- 1 What causes pain down the front of your shin?
- 2 When should I worry about shin pain?
- 3 Why does the middle of my shin hurt?
- 4 How do I stop my shins from hurting?
- 5 What causes pain down front of leg below knee?
- 6 Why is my shin bone bumpy?
- 7 How do you stretch out your shins?
- 8 Is it OK to walk with shin splints?
- 9 Do shin splints hurt when resting?
- 10 What nerve runs down the front of your shin?
- 11 What actually are shin splints?
- 12 Will shin splints go away?
- 13 Should you massage shin splints?
- 14 What exercise is good for shin splints?
What causes pain down the front of your shin?
Shin splints occurs when you have pain in the front of your lower leg.

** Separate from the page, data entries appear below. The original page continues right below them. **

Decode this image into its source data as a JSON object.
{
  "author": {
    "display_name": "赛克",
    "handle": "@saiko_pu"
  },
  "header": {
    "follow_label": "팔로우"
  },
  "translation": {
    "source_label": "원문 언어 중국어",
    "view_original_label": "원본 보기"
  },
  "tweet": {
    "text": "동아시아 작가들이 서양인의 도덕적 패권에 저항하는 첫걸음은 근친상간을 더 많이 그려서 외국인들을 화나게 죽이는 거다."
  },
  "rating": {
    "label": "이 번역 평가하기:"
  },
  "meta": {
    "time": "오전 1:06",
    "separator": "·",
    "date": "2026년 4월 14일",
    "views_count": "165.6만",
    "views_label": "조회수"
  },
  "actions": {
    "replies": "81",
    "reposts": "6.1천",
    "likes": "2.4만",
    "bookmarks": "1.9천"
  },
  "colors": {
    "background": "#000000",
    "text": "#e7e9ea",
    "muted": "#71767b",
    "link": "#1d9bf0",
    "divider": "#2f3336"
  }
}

The pain of shin splints is from the inflammation of the muscles, tendons, and bone tissue around your shin. Shin splints are a common problem for runners, gymnasts, dancers, and military recruits.
When should I worry about shin pain?
Summary. In general, a person who has shin pain that is not shin splints will not require a doctor, and in most cases, the injury will heal with minimal treatment. However, a person with a bone fracture should seek immediate medical attention. Very rarely, shin pain can indicate a rare form of cancer.
Why does the middle of my shin hurt?
You may also see Shin Splints referred to as Medial Tibial Stress Syndrome, or MTSS. Shin Splints occur as a result of inflammation to the muscles, tendons and periosteum of the tibia, the larger of the two lower leg bones. Symptoms include pain and tenderness along the inside or front of the tibia.
How do I stop my shins from hurting?
8 Tips to Prevent Shin Splints
- Stretch your calves and hamstrings.
- Avoid sudden increases in physical activity.
- Exercise on softer surfaces when possible.
- Strengthen your foot and the arch of your foot.
- Strengthen your hip muscles.
- Buy new athletic shoes that are right for you.
- Stay at a healthy body weight.
What causes pain down front of leg below knee?
The term “ shin splints” describes pain felt along the front of your lower leg, at the shin bone. This pain concentrates in the lower leg between the knee and ankle. Your doctor may refer to the condition as medial tibial stress syndrome (MTSS).
Why is my shin bone bumpy?
There are stresses being placed on the shin bone, which is the tibia. If you have shin splints and you run your finger along the tibia, you will feel lots of bumps. These are there for a reason. You could have flat feet or high arches that are affecting the shin, you could have weak hips which affects the shins.
How do you stretch out your shins?
To stretch the tibialis anterior muscle in your shin, begin by standing up straight and bending both knees slightly. One foot should remain on the ground while the other foot curls. The curled foot’s toes should press against the floor. Hold for 15 to 30 seconds before switching to the other foot.
Is it OK to walk with shin splints?
You don’t need to stop running completely with shin splints, as long as you stop when the pain starts. Instead, just cut back on how much you run. Run about half as often as you did before, and walk more instead. Wear compression socks or compression wraps, or apply kinesiology tape to prevent pain while running.
Do shin splints hurt when resting?
A: If you feel pain with walking or at rest, you may have a stress fracture and you should see a doctor immediately. With a shin splint, the muscle will be tender, not the bone.
What nerve runs down the front of your shin?
The femoral nerve is located in the pelvis and goes down the front of the leg. It helps the muscles move the hip and straighten the leg. It provides feeling (sensation) to the front of the thigh and part of the lower leg.
What actually are shin splints?
Shin splints (medial tibial stress syndrome) is an inflammation of the muscles, tendons, and bone tissue around your tibia. Pain typically occurs along the inner border of the tibia, where muscles attach to the bone. Shin splint pain most often occurs on the inside edge of your tibia (shinbone).
Will shin splints go away?
With rest and treatment, such as ice and stretching, shin splints may heal on their own. Continuing physical activity or ignoring symptoms of shin splints could lead to a more serious injury. Read on to learn how to get rid of shin splints, and what you can do to prevent this injury from returning.
Should you massage shin splints?
At first you might feel some soreness around your shinbone or light swelling and tenderness in your lower leg. The pain might appear during exercise, afterwards, or it might be constant. No matter when you ‘re affected by shin splints, massage can help.
What exercise is good for shin splints?
Stretches to Ease and Prevent Shin Splints
- Seated Calf Stretch.
- Toe Walking to Stretch, Strengthen.
- Heel Walking to Stretch, Strengthen.
- Standing Ankle Dorsiflexion Stretch.
- Straight Knee Calf Wall Stretch.
- Bent Knee Calf Wall Stretch.
- Wall Toe Raises for Strengthening.
- Foot Step Holds for Strengthening.